◆ Items from an interface collection
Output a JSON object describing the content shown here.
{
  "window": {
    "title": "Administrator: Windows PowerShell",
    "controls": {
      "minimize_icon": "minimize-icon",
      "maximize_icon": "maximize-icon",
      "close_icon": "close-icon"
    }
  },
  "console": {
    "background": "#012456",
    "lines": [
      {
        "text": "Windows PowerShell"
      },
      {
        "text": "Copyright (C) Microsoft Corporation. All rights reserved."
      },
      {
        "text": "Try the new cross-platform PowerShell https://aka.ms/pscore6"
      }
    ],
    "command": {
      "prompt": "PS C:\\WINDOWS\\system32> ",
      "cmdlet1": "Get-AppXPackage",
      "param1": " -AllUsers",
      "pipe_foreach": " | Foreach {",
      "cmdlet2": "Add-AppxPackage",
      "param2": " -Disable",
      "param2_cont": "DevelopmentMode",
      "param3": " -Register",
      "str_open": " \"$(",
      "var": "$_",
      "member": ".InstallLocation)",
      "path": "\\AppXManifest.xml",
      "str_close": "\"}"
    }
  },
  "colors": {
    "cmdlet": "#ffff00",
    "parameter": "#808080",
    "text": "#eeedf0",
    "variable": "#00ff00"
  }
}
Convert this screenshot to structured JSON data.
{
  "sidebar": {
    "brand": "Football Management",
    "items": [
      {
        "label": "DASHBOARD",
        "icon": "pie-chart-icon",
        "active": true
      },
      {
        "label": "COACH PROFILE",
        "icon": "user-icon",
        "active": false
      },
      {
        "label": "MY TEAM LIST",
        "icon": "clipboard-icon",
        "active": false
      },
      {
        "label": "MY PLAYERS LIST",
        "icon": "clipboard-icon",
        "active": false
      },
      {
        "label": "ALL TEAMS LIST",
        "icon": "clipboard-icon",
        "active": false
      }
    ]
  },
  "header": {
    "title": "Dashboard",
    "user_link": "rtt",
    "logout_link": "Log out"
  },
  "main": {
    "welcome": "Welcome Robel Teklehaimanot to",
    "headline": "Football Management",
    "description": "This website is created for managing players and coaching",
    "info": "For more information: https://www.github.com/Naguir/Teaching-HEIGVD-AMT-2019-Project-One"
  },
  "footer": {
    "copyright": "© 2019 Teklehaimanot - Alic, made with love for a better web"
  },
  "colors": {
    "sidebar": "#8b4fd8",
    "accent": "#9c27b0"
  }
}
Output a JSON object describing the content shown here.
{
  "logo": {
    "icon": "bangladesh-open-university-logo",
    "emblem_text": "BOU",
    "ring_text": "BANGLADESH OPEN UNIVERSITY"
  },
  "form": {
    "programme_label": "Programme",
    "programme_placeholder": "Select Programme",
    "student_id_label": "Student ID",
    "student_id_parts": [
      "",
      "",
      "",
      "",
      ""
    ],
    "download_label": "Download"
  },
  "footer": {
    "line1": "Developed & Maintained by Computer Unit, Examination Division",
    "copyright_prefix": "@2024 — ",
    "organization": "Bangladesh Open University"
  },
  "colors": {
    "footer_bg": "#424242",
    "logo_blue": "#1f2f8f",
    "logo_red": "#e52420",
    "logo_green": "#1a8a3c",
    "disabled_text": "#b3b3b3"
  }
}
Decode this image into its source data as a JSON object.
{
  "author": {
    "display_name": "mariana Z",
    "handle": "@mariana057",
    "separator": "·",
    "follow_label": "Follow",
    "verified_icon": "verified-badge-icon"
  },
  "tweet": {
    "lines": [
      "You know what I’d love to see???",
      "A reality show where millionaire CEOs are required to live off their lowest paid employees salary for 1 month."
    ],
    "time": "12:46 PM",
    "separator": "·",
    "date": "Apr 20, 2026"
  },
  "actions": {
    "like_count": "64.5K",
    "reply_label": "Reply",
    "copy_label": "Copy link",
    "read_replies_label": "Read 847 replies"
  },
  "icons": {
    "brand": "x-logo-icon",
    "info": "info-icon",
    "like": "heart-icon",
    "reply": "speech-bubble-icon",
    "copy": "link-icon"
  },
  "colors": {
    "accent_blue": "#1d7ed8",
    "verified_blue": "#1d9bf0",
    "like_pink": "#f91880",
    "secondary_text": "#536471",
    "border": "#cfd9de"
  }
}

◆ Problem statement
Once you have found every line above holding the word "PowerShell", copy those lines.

◆ Exercise response
    "title": "Administrator: Windows PowerShell",
        "text": "Windows PowerShell"
        "text": "Try the new cross-platform PowerShell https://aka.ms/pscore6"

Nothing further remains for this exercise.